## [About this task]
The expected result is every entry, retyped character for character.

··· Records shown ···

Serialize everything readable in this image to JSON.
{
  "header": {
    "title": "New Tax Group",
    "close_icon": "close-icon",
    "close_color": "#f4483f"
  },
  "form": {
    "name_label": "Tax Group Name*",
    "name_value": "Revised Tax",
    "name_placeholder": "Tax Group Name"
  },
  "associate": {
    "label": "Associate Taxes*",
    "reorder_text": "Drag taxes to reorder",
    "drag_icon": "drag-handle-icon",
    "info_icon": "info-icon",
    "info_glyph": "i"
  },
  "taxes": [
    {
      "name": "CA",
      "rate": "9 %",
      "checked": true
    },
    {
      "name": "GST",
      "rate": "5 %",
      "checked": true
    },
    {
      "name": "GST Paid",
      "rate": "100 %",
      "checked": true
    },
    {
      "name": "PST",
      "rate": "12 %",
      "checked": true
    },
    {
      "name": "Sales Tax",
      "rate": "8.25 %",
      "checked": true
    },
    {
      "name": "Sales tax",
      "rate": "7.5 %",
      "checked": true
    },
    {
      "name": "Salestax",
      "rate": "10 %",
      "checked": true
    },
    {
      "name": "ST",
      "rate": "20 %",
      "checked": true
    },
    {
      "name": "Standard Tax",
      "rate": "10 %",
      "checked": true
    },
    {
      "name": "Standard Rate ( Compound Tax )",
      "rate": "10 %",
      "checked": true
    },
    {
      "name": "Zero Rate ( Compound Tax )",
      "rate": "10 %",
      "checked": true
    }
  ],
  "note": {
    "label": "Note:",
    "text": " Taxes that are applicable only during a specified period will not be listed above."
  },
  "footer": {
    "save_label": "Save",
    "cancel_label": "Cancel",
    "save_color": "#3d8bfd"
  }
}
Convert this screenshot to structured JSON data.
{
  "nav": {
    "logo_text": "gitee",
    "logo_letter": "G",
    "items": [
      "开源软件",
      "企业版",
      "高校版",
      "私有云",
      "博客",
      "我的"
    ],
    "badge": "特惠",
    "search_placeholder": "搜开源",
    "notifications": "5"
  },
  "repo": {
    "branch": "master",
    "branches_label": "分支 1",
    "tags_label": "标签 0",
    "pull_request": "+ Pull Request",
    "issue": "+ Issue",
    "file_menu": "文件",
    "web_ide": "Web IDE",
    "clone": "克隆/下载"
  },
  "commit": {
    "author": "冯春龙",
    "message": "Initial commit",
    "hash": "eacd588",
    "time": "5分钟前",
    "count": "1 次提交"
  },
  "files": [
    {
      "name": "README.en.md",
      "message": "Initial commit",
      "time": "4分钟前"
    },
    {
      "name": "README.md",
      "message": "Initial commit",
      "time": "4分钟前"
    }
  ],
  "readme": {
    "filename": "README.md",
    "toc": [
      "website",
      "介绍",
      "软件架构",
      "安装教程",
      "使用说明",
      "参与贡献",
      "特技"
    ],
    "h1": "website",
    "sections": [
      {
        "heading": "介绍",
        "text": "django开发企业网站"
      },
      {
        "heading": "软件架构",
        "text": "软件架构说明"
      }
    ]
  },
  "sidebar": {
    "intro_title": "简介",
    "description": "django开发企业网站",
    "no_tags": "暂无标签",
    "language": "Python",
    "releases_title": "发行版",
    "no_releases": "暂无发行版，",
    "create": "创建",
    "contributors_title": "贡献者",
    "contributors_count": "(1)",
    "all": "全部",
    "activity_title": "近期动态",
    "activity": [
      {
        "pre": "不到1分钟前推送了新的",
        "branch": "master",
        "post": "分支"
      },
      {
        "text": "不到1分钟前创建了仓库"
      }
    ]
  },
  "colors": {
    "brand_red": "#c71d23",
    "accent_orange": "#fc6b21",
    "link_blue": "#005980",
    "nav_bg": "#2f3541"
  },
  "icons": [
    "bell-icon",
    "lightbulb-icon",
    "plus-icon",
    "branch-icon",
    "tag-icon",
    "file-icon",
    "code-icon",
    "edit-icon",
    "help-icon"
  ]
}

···

## [Answer section]
Serialize everything readable in this image to JSON.
{
  "header": {
    "title": "New Tax Group",
    "close_icon": "close-icon",
    "close_color": "#f4483f"
  },
  "form": {
    "name_label": "Tax Group Name*",
    "name_value": "Revised Tax",
    "name_placeholder": "Tax Group Name"
  },
  "associate": {
    "label": "Associate Taxes*",
    "reorder_text": "Drag taxes to reorder",
    "drag_icon": "drag-handle-icon",
    "info_icon": "info-icon",
    "info_glyph": "i"
  },
  "taxes": [
    {
      "name": "CA",
      "rate": "9 %",
      "checked": true
    },
    {
      "name": "GST",
      "rate": "5 %",
      "checked": true
    },
    {
      "name": "GST Paid",
      "rate": "100 %",
      "checked": true
    },
    {
      "name": "PST",
      "rate": "12 %",
      "checked": true
    },
    {
      "name": "Sales Tax",
      "rate": "8.25 %",
      "checked": true
    },
    {
      "name": "Sales tax",
      "rate": "7.5 %",
      "checked": true
    },
    {
      "name": "Salestax",
      "rate": "10 %",
      "checked": true
    },
    {
      "name": "ST",
      "rate": "20 %",
      "checked": true
    },
    {
      "name": "Standard Tax",
      "rate": "10 %",
      "checked": true
    },
    {
      "name": "Standard Rate ( Compound Tax )",
      "rate": "10 %",
      "checked": true
    },
    {
      "name": "Zero Rate ( Compound Tax )",
      "rate": "10 %",
      "checked": true
    }
  ],
  "note": {
    "label": "Note:",
    "text": " Taxes that are applicable only during a specified period will not be listed above."
  },
  "footer": {
    "save_label": "Save",
    "cancel_label": "Cancel",
    "save_color": "#3d8bfd"
  }
}
Convert this screenshot to structured JSON data.
{
  "nav": {
    "logo_text": "gitee",
    "logo_letter": "G",
    "items": [
      "开源软件",
      "企业版",
      "高校版",
      "私有云",
      "博客",
      "我的"
    ],
    "badge": "特惠",
    "search_placeholder": "搜开源",
    "notifications": "5"
  },
  "repo": {
    "branch": "master",
    "branches_label": "分支 1",
    "tags_label": "标签 0",
    "pull_request": "+ Pull Request",
    "issue": "+ Issue",
    "file_menu": "文件",
    "web_ide": "Web IDE",
    "clone": "克隆/下载"
  },
  "commit": {
    "author": "冯春龙",
    "message": "Initial commit",
    "hash": "eacd588",
    "time": "5分钟前",
    "count": "1 次提交"
  },
  "files": [
    {
      "name": "README.en.md",
      "message": "Initial commit",
      "time": "4分钟前"
    },
    {
      "name": "README.md",
      "message": "Initial commit",
      "time": "4分钟前"
    }
  ],
  "readme": {
    "filename": "README.md",
    "toc": [
      "website",
      "介绍",
      "软件架构",
      "安装教程",
      "使用说明",
      "参与贡献",
      "特技"
    ],
    "h1": "website",
    "sections": [
      {
        "heading": "介绍",
        "text": "django开发企业网站"
      },
      {
        "heading": "软件架构",
        "text": "软件架构说明"
      }
    ]
  },
  "sidebar": {
    "intro_title": "简介",
    "description": "django开发企业网站",
    "no_tags": "暂无标签",
    "language": "Python",
    "releases_title": "发行版",
    "no_releases": "暂无发行版，",
    "create": "创建",
    "contributors_title": "贡献者",
    "contributors_count": "(1)",
    "all": "全部",
    "activity_title": "近期动态",
    "activity": [
      {
        "pre": "不到1分钟前推送了新的",
        "branch": "master",
        "post": "分支"
      },
      {
        "text": "不到1分钟前创建了仓库"
      }
    ]
  },
  "colors": {
    "brand_red": "#c71d23",
    "accent_orange": "#fc6b21",
    "link_blue": "#005980",
    "nav_bg": "#2f3541"
  },
  "icons": [
    "bell-icon",
    "lightbulb-icon",
    "plus-icon",
    "branch-icon",
    "tag-icon",
    "file-icon",
    "code-icon",
    "edit-icon",
    "help-icon"
  ]
}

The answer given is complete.